Underwood is an enigma, giving little away about who he truly is as a person – the most intimate we get with him is seeing him crash in front of the couch to play Call of Duty. What we do get, though, is a man who incorporates the history of American presidents, on and off-screen. The show has been said to be ‘deeply cynical about human beings as well as politics and almost gleeful in its portrayal of limitless ambition.’ Some have said that Underwood’s closest Shakespearian comparison would be Iago from Othello, a man who is the embodiment of jealous rage and bitter resentment and sets out to enact revenge on those he feels hard done by. Contemporary comparisons reveal similarities between Spacey’s Underwood and Mark Rylance’s Thomas Cromwell in Wolf Hall (BBC, 2015). Both are men who keep their cards close to their chests, who whisper words of devilish advice to those in power, and do battle with those who threaten their own position. Many may see Mark Rylance’s Cromwell as being a compassionate man, but it doesn’t stop him from being a key player in the execution of a once good friend, Sir Thomas More. Similarly, Underwood does not hesitate in the demise of colleagues, from union officials to fellow congressman – the brutal way in which Underwood uses the alcoholic Peter Russo is deeply disturbing, ruining and then ending a man’s life for his own gain.
Yet, what makes Frank Underwood the greatest fictional representation of the president is in his sexy, murderous, and seductive portrayal of power. Just as Frodo and Gollum fall under the sway of the power of the One Ring in The Lord of the Rings (2001-2003), so we – and Underwood – are under the sway of ultimate global power in House of Cards. What he does with it is not the point; it is the suggestion and the metaphor, as he stands behind the president’s desk in the Oval Office in the final episode of Season 2, dominating – he is in control and he doesn’t care how bloody his hands get to ensure it stays that way. If Aaron Sorkin’s depictions of the American president are one of naïve hope and a ‘faith in the American experiment’, then House of Cards is the exact polar opposite – not so much anti-politics, as it is a reaffirmation that power corrupts, and absolute power corrupts absolutely.
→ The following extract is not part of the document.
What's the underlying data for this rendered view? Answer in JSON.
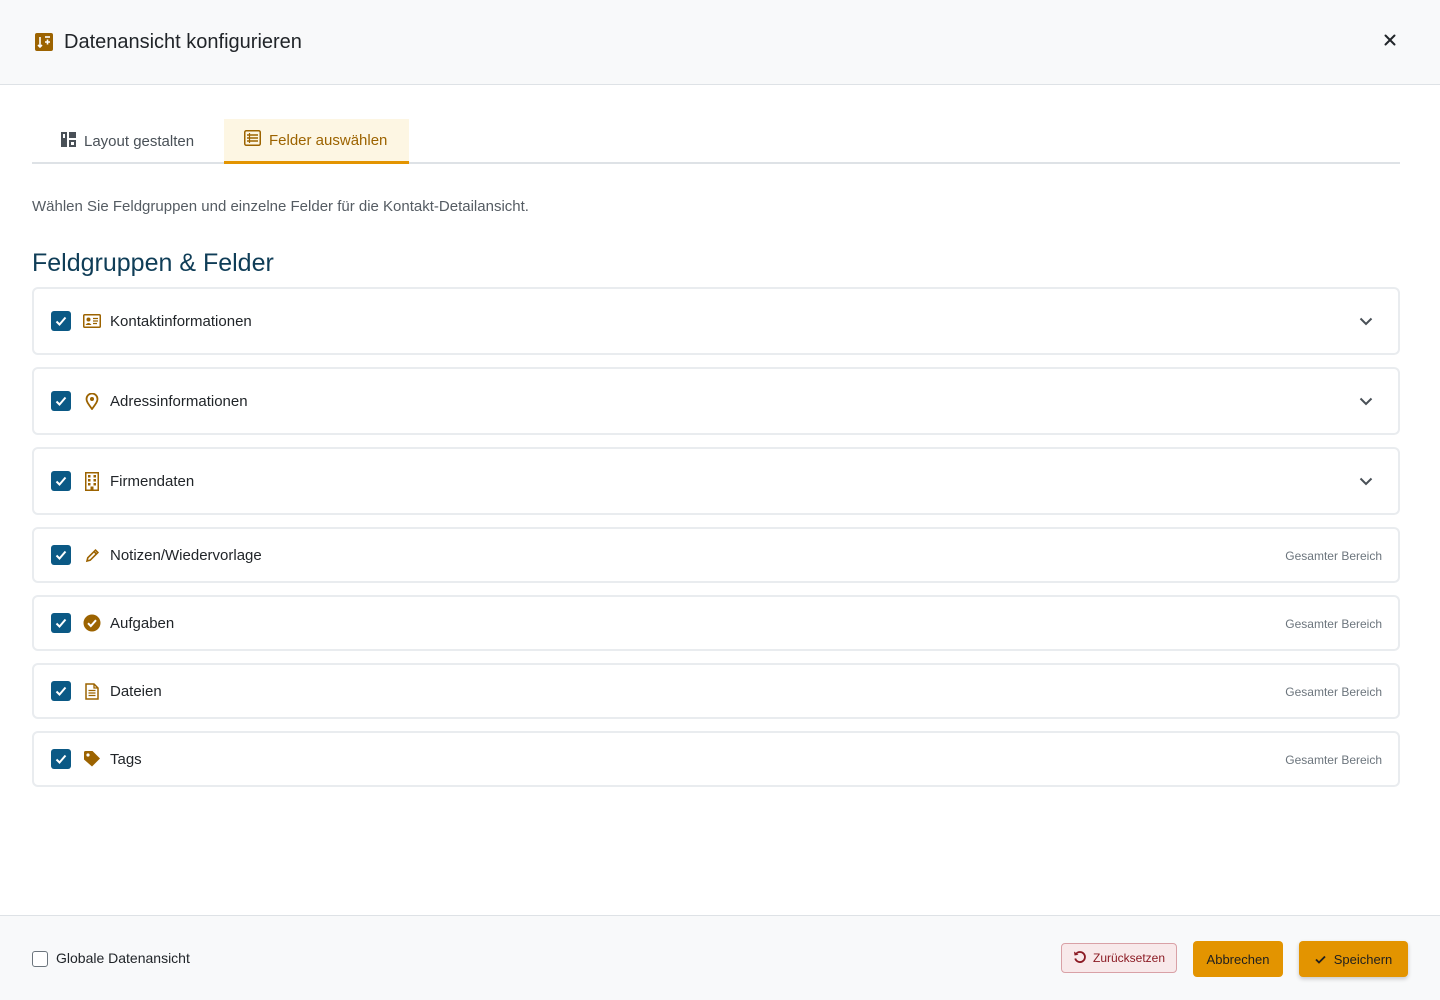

As Ari Melber of The Atlantic puts it, House of Cards takes a dark path, with Washington as the source of evil, not a place reduced to evil.